- _Brief_:
Every line containing the string "clic" is to be copied from the records.
-- Records to process follows --
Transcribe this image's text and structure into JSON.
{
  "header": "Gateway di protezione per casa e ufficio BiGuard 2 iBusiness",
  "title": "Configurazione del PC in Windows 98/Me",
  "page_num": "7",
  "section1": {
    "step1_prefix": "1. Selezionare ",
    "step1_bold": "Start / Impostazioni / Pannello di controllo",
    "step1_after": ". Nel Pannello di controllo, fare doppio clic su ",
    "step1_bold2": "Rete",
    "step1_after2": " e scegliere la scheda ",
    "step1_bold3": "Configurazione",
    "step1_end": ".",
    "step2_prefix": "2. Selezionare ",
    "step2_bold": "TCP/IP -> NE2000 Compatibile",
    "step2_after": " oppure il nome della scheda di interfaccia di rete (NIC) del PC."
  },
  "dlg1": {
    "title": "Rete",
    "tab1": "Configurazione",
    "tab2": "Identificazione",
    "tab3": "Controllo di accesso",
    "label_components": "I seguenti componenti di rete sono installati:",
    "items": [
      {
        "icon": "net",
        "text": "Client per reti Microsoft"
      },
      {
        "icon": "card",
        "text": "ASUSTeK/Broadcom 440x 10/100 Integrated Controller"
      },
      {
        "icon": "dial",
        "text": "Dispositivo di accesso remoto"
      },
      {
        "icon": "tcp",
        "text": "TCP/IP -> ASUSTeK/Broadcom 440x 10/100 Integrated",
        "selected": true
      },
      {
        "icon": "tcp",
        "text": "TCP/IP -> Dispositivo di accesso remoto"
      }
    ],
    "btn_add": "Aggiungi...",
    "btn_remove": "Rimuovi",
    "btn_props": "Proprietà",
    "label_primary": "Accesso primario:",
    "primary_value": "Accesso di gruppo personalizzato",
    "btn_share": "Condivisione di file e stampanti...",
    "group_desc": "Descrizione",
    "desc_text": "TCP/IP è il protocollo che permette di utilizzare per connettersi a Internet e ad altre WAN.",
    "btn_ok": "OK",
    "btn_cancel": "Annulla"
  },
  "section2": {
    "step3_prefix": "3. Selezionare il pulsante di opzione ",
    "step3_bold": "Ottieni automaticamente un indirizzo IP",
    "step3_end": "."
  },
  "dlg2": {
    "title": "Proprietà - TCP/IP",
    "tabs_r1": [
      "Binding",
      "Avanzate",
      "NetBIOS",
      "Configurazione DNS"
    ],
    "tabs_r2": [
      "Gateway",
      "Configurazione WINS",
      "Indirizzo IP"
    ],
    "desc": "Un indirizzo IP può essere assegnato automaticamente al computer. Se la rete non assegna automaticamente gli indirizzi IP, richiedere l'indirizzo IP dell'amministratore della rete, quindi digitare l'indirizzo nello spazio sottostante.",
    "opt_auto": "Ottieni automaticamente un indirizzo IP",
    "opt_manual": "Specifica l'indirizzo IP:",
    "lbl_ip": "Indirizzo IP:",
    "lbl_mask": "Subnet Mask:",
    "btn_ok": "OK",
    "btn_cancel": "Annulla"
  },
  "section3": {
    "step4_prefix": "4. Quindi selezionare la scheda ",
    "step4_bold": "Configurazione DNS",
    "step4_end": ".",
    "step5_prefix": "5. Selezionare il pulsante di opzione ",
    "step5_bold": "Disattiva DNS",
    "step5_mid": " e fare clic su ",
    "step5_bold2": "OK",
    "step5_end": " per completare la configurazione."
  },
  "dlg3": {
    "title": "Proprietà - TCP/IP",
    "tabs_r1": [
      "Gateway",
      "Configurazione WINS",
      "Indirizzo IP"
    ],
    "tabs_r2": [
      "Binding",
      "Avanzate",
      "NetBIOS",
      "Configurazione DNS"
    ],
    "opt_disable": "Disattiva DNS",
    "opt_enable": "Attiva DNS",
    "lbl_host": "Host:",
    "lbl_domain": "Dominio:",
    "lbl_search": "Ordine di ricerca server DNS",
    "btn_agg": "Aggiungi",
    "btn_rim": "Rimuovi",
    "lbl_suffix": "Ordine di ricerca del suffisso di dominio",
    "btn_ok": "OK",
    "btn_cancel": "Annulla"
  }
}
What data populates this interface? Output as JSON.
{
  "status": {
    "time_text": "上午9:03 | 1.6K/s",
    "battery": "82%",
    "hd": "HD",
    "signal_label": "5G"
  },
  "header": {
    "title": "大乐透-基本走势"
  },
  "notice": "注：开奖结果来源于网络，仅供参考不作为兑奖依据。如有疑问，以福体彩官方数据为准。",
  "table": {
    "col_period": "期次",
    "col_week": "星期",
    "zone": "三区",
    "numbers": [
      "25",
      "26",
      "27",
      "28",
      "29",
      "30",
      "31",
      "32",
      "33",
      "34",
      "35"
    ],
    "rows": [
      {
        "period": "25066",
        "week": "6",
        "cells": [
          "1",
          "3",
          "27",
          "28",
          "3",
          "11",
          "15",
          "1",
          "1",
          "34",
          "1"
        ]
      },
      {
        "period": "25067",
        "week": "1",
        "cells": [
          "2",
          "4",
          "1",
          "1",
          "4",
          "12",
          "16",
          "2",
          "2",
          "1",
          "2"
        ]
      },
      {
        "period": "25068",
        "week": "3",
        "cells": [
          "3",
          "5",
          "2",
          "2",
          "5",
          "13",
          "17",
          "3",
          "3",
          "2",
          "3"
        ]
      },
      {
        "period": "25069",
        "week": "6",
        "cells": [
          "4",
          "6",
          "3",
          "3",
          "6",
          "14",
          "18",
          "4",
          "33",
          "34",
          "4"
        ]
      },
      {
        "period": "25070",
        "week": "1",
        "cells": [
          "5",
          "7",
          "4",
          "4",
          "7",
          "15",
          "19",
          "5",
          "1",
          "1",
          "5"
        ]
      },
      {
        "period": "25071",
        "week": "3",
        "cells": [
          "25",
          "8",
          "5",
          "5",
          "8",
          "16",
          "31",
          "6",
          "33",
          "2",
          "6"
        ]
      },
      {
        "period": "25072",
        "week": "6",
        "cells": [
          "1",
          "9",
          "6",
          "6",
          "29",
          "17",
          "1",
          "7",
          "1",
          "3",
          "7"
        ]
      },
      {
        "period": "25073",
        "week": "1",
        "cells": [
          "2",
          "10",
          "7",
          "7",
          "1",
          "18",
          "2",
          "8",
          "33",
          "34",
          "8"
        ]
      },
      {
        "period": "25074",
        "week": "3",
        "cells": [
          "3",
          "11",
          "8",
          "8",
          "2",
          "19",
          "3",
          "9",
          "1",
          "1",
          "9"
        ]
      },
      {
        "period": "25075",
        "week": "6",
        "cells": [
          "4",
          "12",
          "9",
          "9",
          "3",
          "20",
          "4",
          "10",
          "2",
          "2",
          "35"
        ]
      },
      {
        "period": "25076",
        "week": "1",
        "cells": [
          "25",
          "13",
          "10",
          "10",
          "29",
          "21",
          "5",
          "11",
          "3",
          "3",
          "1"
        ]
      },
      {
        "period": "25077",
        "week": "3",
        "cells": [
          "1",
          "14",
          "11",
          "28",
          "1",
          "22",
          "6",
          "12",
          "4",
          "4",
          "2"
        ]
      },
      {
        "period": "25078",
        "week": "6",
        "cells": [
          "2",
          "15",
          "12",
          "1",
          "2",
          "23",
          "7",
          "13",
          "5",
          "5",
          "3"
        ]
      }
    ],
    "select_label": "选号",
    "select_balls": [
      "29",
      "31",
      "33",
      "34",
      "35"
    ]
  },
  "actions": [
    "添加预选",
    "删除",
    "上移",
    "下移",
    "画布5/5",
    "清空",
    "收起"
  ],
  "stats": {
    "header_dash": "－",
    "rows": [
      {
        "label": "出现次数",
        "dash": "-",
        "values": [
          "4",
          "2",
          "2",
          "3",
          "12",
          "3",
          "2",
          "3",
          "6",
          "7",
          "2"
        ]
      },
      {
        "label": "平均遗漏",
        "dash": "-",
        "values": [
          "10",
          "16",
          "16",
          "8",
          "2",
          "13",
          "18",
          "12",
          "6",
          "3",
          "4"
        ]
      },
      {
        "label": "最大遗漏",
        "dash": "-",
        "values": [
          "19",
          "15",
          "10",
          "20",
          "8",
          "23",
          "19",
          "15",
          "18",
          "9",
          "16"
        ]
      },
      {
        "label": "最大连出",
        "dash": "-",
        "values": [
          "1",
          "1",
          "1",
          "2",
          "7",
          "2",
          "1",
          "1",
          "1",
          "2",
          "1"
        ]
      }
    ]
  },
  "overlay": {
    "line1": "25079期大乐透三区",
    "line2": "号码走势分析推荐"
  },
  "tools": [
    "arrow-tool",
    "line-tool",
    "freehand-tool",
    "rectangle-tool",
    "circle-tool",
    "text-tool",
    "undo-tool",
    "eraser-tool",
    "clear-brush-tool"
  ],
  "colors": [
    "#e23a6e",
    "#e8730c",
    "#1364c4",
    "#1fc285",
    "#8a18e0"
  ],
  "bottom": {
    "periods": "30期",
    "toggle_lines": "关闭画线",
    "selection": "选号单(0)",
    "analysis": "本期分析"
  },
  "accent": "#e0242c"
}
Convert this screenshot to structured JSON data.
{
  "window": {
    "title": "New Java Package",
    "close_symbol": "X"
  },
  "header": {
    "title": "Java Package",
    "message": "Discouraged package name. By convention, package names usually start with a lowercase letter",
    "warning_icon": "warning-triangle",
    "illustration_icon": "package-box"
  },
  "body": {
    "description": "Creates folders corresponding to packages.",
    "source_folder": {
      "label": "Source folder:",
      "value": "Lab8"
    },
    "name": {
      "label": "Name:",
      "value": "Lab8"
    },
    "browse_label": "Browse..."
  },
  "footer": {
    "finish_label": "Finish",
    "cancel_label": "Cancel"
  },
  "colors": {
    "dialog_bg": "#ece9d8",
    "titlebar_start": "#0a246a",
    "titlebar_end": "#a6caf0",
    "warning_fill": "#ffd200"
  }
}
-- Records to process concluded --
- _Completed exercise_:
    "step1_after": ". Nel Pannello di controllo, fare doppio clic su ",
    "step5_mid": " e fare clic su ",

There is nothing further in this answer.